A Professor at the University of Strathclyde has joined a World Health Organization (WHO) group exploring young children’s movement and sleep – with a particular focus on developing nations.
Professor John Reilly is the sole UK member of the group, composed of 14 researchers from 11 nations, which is assessing the amount of time children aged under five spend sitting, in front of a screen or sleeping. In particular, it will research the impact of lifestyle changes in developing countries – an area which has been comparatively under-researched in the past.
The Guideline development group for WHO Guidelines on movement, sleep and sedentary and sleep behavior in children under 5 years of age recently held its inaugural meeting and is to develop guidelines over the coming year, to inform global policy and practice.
Professor Reilly said: “Many of the lifestyle issues for children aged under five are now emerging in developing countries. There are many children who fail to get enough sleep, spend too much time in front of screens and spend too little time being physically active; time which might otherwise have been spent asleep or active is now often spent using a smartphone or tablet, even in young children.
“All of this is unfavourable to children’s development, not only in health but also in cognitive development and educational attainment. It is also leading to an increase among adults in illnesses and conditions which were once far less prevalent in developing countries, such as obesity, diabetes, heart disease, stroke, dementia and some forms of cancer.
“Lack of sleep in infancy and early childhood has emerged as an important risk factor for obesity yet this is not widely known among the public, policymakers, and researchers. Our research recently found that hardly any of the completed or ongoing childhood obesity prevention trials targeted children’s sleep behaviour.
“Most research in this area, however, has focused on developed countries and prevention is essential in developing countries, which have limited resources to treat these diseases. The first step towards successful prevention is monitoring of early childhood lifestyle but there are currently no guidelines for this. The WHO group will produce the first global recommendations in this area; our guidelines will prompt countries to start to monitor these behaviours in young children, and to develop policies to improve them.”

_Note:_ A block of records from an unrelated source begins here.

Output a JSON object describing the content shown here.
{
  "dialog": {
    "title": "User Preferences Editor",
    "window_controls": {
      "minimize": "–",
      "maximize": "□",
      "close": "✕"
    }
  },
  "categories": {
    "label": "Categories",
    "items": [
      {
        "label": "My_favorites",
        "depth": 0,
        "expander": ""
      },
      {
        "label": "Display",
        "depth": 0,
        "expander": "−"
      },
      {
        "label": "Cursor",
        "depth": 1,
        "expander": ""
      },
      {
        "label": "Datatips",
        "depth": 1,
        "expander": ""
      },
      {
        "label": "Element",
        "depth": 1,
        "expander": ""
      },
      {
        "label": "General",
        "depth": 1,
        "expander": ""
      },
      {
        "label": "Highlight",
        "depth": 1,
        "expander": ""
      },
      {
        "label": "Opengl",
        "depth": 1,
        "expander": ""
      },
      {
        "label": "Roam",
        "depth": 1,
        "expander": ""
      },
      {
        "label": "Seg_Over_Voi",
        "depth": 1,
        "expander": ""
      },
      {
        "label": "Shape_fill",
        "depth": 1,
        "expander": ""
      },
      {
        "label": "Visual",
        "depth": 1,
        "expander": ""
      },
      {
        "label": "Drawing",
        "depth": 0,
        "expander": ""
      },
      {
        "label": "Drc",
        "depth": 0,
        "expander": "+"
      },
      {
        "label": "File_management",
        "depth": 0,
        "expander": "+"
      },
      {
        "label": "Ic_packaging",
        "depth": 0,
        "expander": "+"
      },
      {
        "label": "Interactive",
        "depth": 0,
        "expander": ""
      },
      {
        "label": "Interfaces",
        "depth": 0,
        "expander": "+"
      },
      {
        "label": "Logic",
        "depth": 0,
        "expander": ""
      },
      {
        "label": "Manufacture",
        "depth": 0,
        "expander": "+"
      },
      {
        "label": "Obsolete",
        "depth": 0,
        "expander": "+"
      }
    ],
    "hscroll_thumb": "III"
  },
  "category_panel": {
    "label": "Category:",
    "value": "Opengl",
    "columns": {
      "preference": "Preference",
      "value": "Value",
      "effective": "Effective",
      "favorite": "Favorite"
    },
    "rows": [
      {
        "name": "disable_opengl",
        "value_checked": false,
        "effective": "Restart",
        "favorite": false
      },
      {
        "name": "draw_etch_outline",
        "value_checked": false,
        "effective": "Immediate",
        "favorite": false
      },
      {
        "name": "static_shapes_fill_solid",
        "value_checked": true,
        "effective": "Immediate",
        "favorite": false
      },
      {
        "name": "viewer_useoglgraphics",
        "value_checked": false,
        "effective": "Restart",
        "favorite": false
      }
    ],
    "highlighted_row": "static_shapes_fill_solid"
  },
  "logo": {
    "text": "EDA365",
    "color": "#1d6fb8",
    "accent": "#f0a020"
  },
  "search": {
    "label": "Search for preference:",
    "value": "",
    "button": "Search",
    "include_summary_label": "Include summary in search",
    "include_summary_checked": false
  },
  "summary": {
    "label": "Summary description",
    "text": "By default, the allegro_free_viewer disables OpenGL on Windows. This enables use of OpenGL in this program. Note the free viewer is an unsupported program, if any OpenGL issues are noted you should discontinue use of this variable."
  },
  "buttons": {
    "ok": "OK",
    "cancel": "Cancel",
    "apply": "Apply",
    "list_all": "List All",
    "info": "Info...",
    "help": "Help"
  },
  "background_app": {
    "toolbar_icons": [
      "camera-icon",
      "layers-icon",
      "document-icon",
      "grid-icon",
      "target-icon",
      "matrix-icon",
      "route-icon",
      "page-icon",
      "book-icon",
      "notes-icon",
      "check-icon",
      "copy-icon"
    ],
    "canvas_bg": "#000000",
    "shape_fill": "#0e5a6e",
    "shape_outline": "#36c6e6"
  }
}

The group was established by WHO in response to the 2016 Ending Childhood Obesity Report. Prior to the report, Professor Reilly was one of only 17 members of an international working group reporting to WHO’s Director General on science and evidence for ending childhood obesity.